- Rear view camera
- Lane Keep Assist
- Lane Following Assist
- Driver Attention Warning
- GT specific body kit and interior
- 17-inch alloy wheels
- Drive modes
- Push button start/stop
- Heated and electric folding side mirrors
- LED lights
Should you buy one?
As a viable and sensible option for a first car, the Stonic delivers. It’s cheap to run, well-built, safe and easy to drive.
It’s well suited for a new driver, and also for anyone looking for a small SUV that’s easy to park in the inner-city. Outside those buyers, the Stonic is a tad under-powered and possibly lacks a few features you could find on a regular hatchback, like a Hyundai i30.
It’s a cute and attractive SUV - and is certainly Insta-worthy - but I’ll leave it up to you if you think it’ll look good on your feed.

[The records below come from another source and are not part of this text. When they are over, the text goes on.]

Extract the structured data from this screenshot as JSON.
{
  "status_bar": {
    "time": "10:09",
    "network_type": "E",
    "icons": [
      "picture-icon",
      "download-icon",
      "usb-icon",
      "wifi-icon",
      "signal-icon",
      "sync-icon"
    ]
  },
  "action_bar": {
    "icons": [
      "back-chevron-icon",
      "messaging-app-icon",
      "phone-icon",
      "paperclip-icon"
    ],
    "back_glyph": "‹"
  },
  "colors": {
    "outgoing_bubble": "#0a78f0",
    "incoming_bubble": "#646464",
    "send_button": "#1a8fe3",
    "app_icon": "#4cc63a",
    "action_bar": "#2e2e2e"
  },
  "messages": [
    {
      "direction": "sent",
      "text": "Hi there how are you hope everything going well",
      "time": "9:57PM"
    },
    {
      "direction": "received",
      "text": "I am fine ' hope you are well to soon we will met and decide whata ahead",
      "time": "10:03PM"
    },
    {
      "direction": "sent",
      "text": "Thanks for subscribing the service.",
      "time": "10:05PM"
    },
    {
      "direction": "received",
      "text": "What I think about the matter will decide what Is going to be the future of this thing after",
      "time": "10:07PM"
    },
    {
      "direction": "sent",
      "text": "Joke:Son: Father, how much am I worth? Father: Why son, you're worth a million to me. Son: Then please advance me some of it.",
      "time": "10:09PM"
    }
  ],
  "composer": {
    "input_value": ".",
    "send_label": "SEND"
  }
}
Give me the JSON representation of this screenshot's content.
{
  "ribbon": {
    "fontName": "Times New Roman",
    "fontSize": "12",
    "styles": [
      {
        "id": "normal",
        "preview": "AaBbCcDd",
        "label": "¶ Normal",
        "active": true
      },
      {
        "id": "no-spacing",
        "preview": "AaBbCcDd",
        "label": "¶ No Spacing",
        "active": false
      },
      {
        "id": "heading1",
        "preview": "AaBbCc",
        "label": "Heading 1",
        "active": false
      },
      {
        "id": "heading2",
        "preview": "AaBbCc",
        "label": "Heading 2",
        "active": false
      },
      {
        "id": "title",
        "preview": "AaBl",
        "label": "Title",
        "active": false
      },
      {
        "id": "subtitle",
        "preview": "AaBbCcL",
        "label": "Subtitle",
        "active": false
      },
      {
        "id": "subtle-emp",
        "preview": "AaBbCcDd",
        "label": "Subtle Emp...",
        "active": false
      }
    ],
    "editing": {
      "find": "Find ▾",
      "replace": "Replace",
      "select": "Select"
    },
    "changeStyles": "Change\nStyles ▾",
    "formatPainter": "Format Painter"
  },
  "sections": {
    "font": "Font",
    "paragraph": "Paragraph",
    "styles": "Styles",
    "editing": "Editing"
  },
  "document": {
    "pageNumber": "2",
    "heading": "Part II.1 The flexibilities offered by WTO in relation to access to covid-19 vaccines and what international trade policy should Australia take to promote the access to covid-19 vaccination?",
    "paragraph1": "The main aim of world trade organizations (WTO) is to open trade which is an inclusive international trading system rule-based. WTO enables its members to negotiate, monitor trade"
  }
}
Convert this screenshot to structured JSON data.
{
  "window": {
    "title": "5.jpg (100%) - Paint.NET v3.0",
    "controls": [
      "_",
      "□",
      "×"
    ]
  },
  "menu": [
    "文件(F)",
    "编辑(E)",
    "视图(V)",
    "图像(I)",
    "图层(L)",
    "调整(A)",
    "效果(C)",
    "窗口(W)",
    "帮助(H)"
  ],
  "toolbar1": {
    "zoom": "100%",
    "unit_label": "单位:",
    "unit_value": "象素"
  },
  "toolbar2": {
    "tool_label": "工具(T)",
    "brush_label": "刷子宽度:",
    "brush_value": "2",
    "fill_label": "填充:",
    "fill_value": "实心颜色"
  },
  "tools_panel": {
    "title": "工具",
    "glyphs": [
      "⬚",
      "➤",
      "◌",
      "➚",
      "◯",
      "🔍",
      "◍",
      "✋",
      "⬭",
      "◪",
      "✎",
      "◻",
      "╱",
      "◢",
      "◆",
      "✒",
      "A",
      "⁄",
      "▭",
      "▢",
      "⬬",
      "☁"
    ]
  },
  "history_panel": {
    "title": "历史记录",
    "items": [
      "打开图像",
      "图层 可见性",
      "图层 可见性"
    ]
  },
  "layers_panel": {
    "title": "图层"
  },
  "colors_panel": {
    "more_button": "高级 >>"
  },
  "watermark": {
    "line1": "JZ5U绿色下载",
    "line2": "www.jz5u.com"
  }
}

About the author Cameron is your typical car nut, but also drives and writes about cars for ProductReview.
Sorry, there are no reviews yet. Be the first to write a review.Write a review
Questions & Answers
Sorry, there are no questions yet.
Get an answer from our members
|Category||Small / Compact SUVs|
|Release date||Jan 2021|
Other Small / Compact SUVs
ProductReview.com.au has affiliate partnerships. These do not influence our content moderation policies in any way, though ProductReview.com.au may earn commissions for products/services purchased via affiliate links.